This answer might be a bit of a cop out but definitely my laptop. I can probably make do without much else.
Before you head to the studio, is there anything you do to prepare or get in the right headspace?
I like to have everything out the way before I start on something new, little things like cleaning up or watering the plants. I find it difficult to focus if I’ve got lots of other things going on so I’ll try and make sure I don’t have anything I need to do for the next few hours.
What’s your creative approach when you’re in the studio? Do you go in with a concept in mind or is it usually an impulsive exercise?
It can vary but it’s probably closer to the latter. When I started producing, I still had my DJ hat on and would try to approach things by combining one track with another. Some ideas still start like that but don’t really end in the same way.
As I’ve got more experienced it’s very much about feel. Whatever I start the track with, whether that be a sample or an idea it must have generated some kind of feeling or emotion in me and I just keep adding to that. Every sound, plugin, melody or bassline after that has to add to that original feeling or increase that level of excitement in a different direction. This is also how I know when something is finished too, when it’s hitting that original feeling perfectly and it feels visceral.

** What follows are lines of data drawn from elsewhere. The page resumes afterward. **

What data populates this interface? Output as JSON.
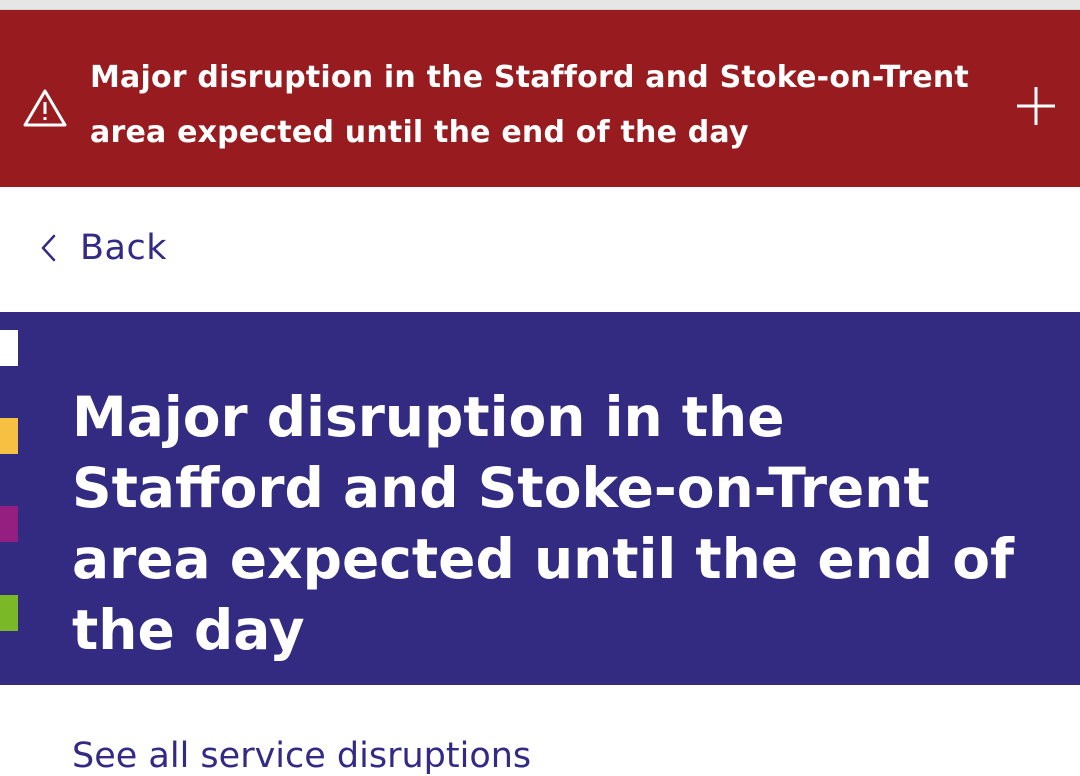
{
  "alert": {
    "text": "Major disruption in the Stafford and Stoke-on-Trent area expected until the end of the day",
    "icon": "warning-triangle-icon",
    "expand_icon": "plus-icon",
    "background_color": "#981c1f"
  },
  "nav": {
    "back_label": "Back",
    "back_icon": "chevron-left-icon",
    "link_color": "#332a86"
  },
  "hero": {
    "title": "Major disruption in the Stafford and Stoke-on-Trent area expected until the end of the day",
    "background_color": "#332a82",
    "stripe_colors": [
      "#ffffff",
      "#f8c042",
      "#941f80",
      "#7ab828"
    ]
  },
  "partial_link": {
    "text": "See all service disruptions"
  }
}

I try not to force things, if I’m feeling quite inspired and am coming up with lots of ideas, I’ll keep doing that until I don’t. I try not to get bogged down with the technical aspects at that stage unless it’s important to how the idea is being translated across. I then have a big folder with lots of ideas and I choose the best to finish and then once the arrangement is done I’ll move those into another folder for the final steps of mixing and mastering. So it ends up being 3 phases and each can take up to 2 weeks usually. Sounds quite long but I then end up with a lot done at the end of each cycle and gives me time to properly respect each track.

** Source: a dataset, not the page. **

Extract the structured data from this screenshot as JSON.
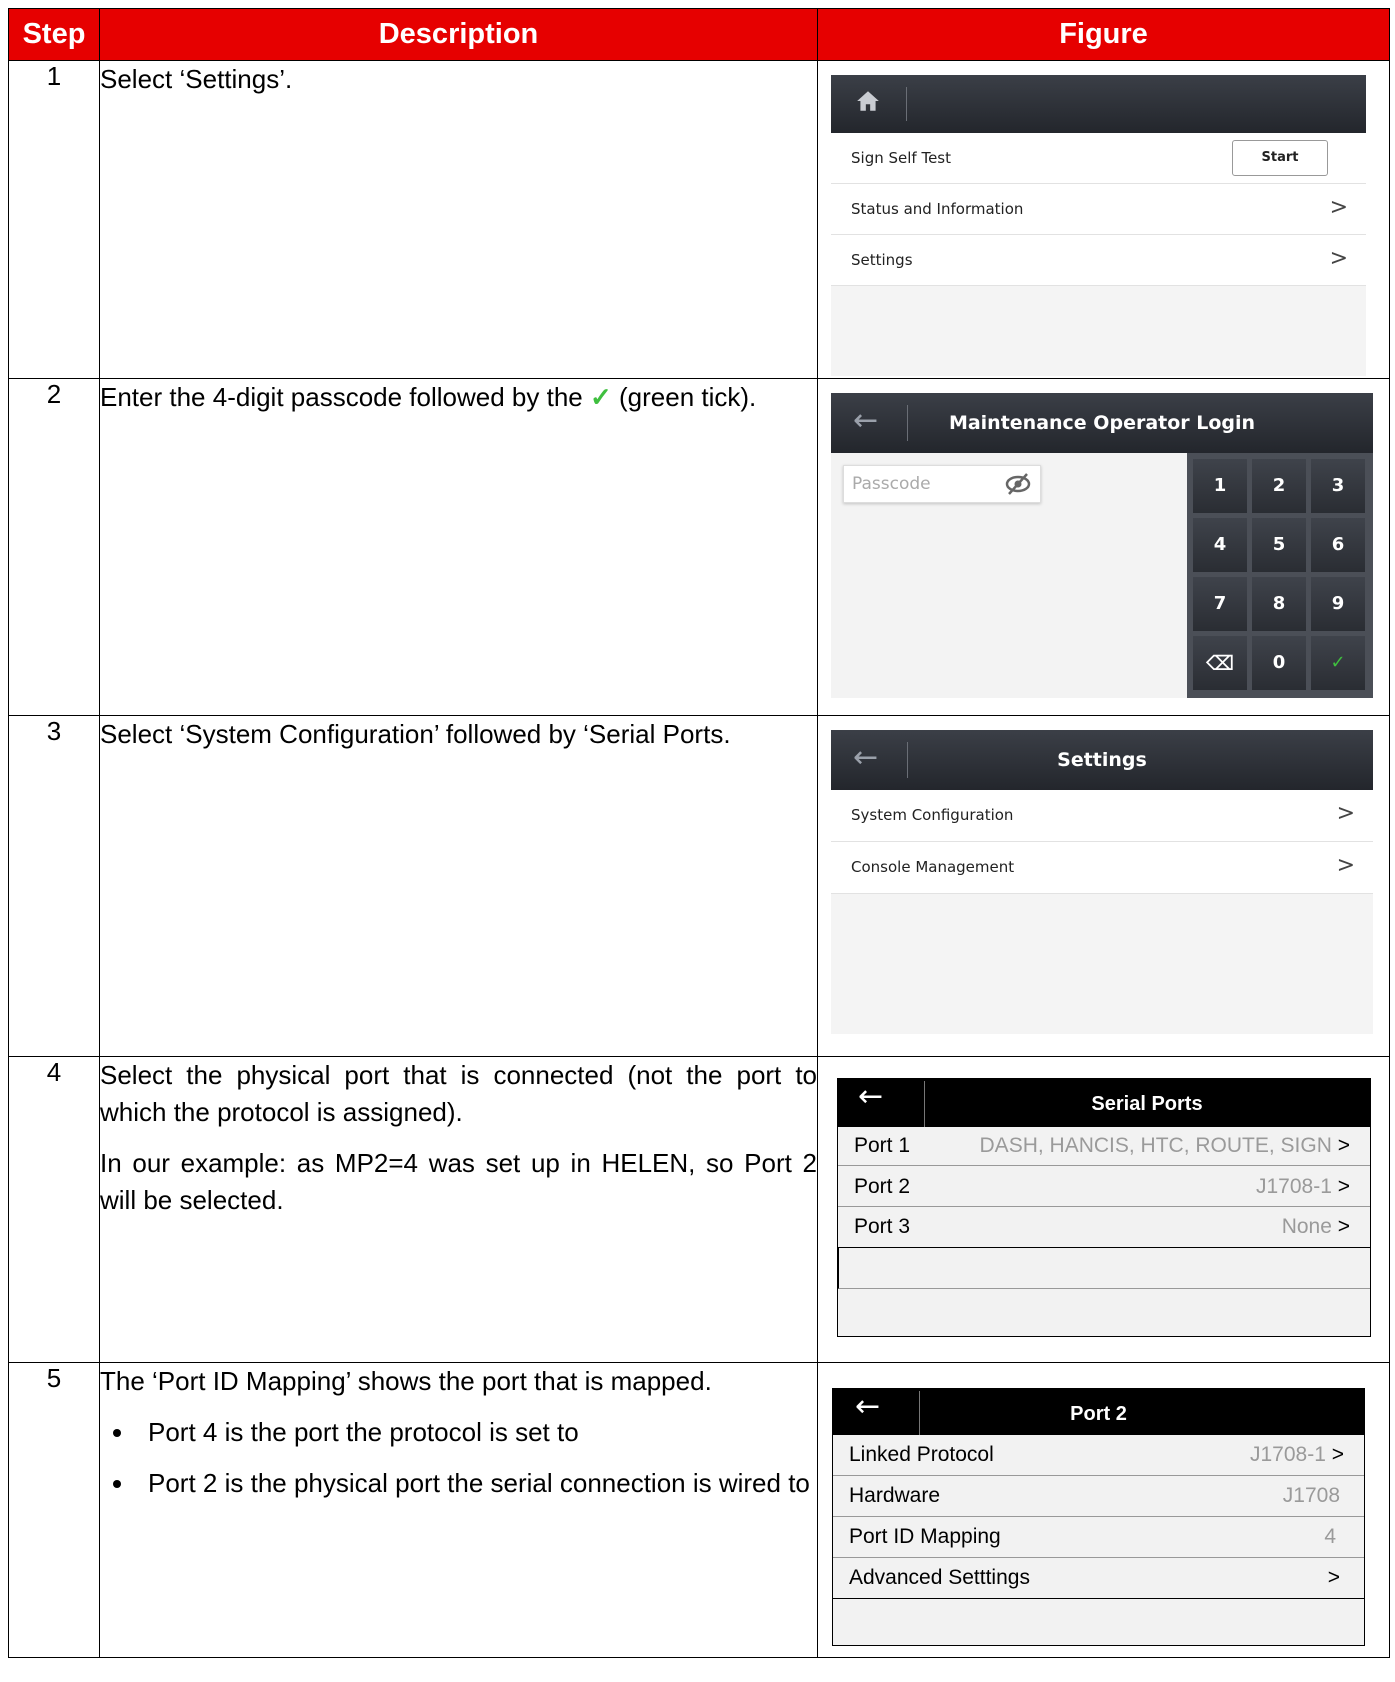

Are you someone to labour over a track until every crease is ironed out, or do you prefer a raw, instinctive approach without dwelling too much on something?
I edge more towards detail, especially during the final stages. I actually enjoy that part too, might not make too much of a difference to the listener but I know those details are there. This is just to make sure it feels right but there are no rules obviously.
I made Vera in a couple of hours whilst on a zoom call with some friends and that sounds like one of the most polished things I’ve made.
Where do you go or what do you do when you have writer’s block? Anything to reset the mental hardware?
Usually back to that folder of ideas and work on something new which means I don’t get a block for very long. If that doesn’t work then I’ll try listening to some new music, a mix, go for a walk, anything that gives me a bit of space from the idea. I usually find when I’ve hit a block with something it’s because I’ve lost track of the initial feeling I had, or it’s become a bit confused, and I don’t know what I’m trying to achieve anymore. So space and perspective definitely helps in my case.
What inspires you outside the world of music?
Mainly books, I don’t read as much as I would like to, but I make time for it every week. It’s mainly non-fiction, stuff to do with history, psychology, philosophy or whatever. I think I just like learning overall. I also keep little notes on my phone of interesting words or ideas I pick up on which can sometimes be a starting point for things.
What would you say was the most important piece of kit in the making of your new release, and why?
Apart from the obvious choice of my laptop, it might be my phone. The drums I sampled at home were recorded on there before I had a proper mic. Also just having it as a place to jot down ideas when I’m away from the studio
What else is on the horizon this year that’s getting you excited?
I’ve got a collaborative project coming up with a rapper (Nine Levels) called No Manors which I’m really looking forward to. Gives me another outlet to experiment with, the beats still sound like me but a bit more soulful.
There’s also lots of exciting things planned with Daytimers that I’m looking forward to.